Meanwhile, often below the radar, Yale’s unions and their nonelectoral policy spinoff, the Connecticut Center for a New Economy, have built an independent base and started to craft an independent agenda. Since 2004 CCNE has launched grassroots initiatives on social, economic and voting issues as well as a Civic Leadership Institute. Union members and allies have knocked on tens of thousands of doors and have pulled together survey data on the issues people care about. All that work, along with some unconventional strategy, paid off in last fall’s municipal elections.”

Occupy (New Haven’s) Wall Street March & Rally, 12/06/11

 

 

 

 

 

 

 

 

 

Check out these local stories on the December 6th Rally:

“Building an Inclusive Prosperity” (CCNE Report & Community Leaders Meeting)

“She’s Ready to Fight for a ‘Renaissance'”

December 13, 2011

Thomas MacMillan, New Haven Independent:

After she was burned the last time, Helen Martin-Dawson said she’s prepared to work to make sure new developments in town come with an enforceable promise of good jobs for her neighbors in the Hill..

Martin-Dawson (at right in photo) said as much Tuesday evening as she helped officially release a new report from Connecticut Center For A New Economy (CCNE), a grassroots coalition of labor, clergy, and community activists.

The report, entitled “A Renaissance For All Of Us: Building an Inclusive Prosperity for New Haven,” comes just over a week after an “grassroots agenda”-setting CCNE meeting that laid out its main points. And it comes just three weeks before a raft of new union-backed aldermen are set to take office, many of whom are affiliated with CCNE and Yale’s unions.

The document, the result of years of community data collection by CCNE, presents a problem that faces New Haven, and points the way to possible solutions. Read it here.

The problem: While parts of New Haven have experienced a “renaissance” in recent years—downtown, medical and education sectors—the benefits have not been shared equally. Several parts of New Haven—mostly African-American and Latino neighborhoods—have still not recovered from the departure of manufacturing jobs, and the new investments in the city have not helped lift them up, the report argues.

(Read the full article here)

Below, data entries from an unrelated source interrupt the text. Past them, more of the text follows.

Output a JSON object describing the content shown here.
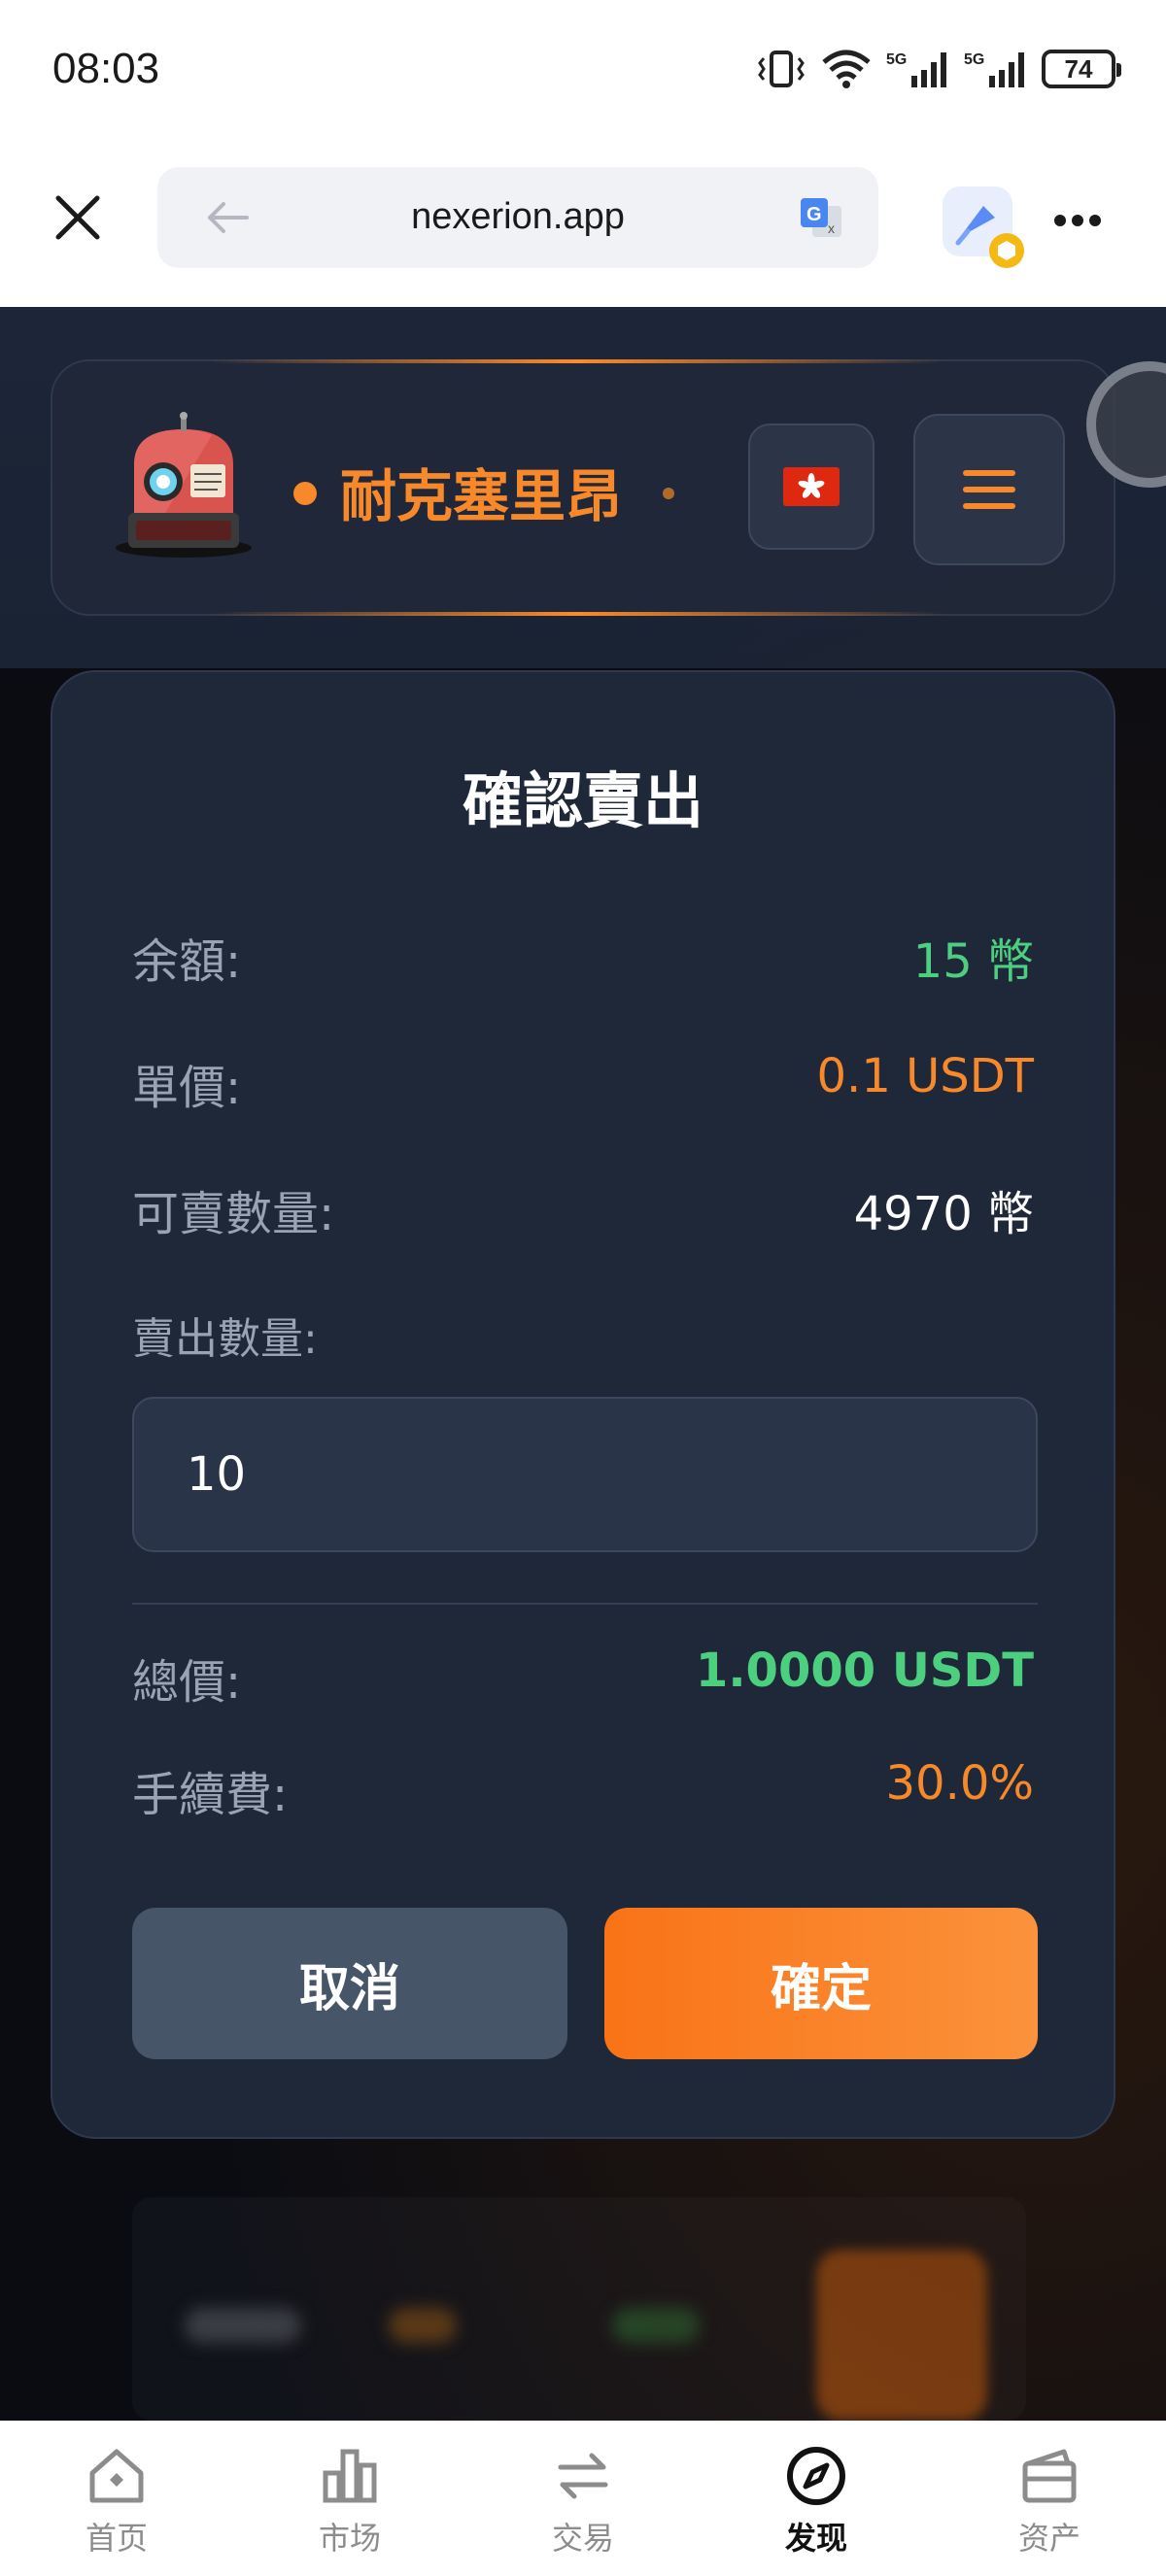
{
  "status_bar": {
    "time": "08:03",
    "battery": "74",
    "network_1": "5G",
    "network_2": "5G"
  },
  "browser": {
    "url": "nexerion.app",
    "icons": [
      "close-icon",
      "back-arrow-icon",
      "translate-icon",
      "extension-icon",
      "more-icon"
    ]
  },
  "header": {
    "brand_title": "耐克塞里昂",
    "language_flag": "hong-kong-flag-icon",
    "menu_icon": "hamburger-menu-icon"
  },
  "dialog": {
    "title": "確認賣出",
    "balance_label": "余額:",
    "balance_value": "15 幣",
    "unit_price_label": "單價:",
    "unit_price_value": "0.1 USDT",
    "sellable_label": "可賣數量:",
    "sellable_value": "4970 幣",
    "sell_qty_label": "賣出數量:",
    "sell_qty_value": "10",
    "total_label": "總價:",
    "total_value": "1.0000 USDT",
    "fee_label": "手續費:",
    "fee_value": "30.0%",
    "cancel_label": "取消",
    "confirm_label": "確定"
  },
  "bottom_nav": {
    "items": [
      {
        "label": "首页",
        "icon": "home-icon",
        "active": false
      },
      {
        "label": "市场",
        "icon": "market-chart-icon",
        "active": false
      },
      {
        "label": "交易",
        "icon": "trade-swap-icon",
        "active": false
      },
      {
        "label": "发现",
        "icon": "discover-compass-icon",
        "active": true
      },
      {
        "label": "资产",
        "icon": "wallet-icon",
        "active": false
      }
    ]
  },
  "colors": {
    "accent_orange": "#f7892b",
    "positive_green": "#4cd080",
    "dialog_bg": "#1f2839"
  }
}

“New Economic Report calls for ‘Renaissance’ for all of New Haven”

December 12, 2011

Abbe Smith, New Haven Register

The Connecticut Center for a New Economy on Monday released a report 10 years in the making that sets the framework for what the nonprofit calls a “renaissance for all of us.”

The theme of the report is extending the city’s “renaissance” to all sections of the city including underserved places such as Newhallville and the Hill and connecting residents with good jobs.

“We hope that as we move forward with this renaissance, that it ends up creating better quality of life for all of New Haven,” said the Rev. Scott Marks, a founding member of CCNE.

The report draws statistics from the federal Census Bureau and Bureau of Labor Statistics and takes ideas gleaned from thousands of interviews of city residents as part of CCNE’s Community Voter Project. CCNE is a labor-backed nonprofit organization that advocates for economic and social well-being for working families. The report, which highlights inequality in the city, lays out a “Grassroots Community Agenda” for achieving change in the areas of job creation, economic development, access to affordable health care, education reform, affordable housing and more. It recommends three main tools for change: community benefits agreements and community impact reports for major development projects, and a comprehensive “jobs pipeline” program to include workforce training that results in solid employment, not minimum wage jobs.

The release of the report comes just weeks before the makeup of the Board of Aldermen dramatically changes to a very labor-friendly majority. Many of the people who knocked on doors for CCNE’s Community Voter Project knocked on those same doors when they were running for aldermen in the recent election. A CCNE community meeting on Dec. 3 to talk about neighborhood issues and set priorities drew hundreds of residents and dozens of elected officials.

(Read the full article here)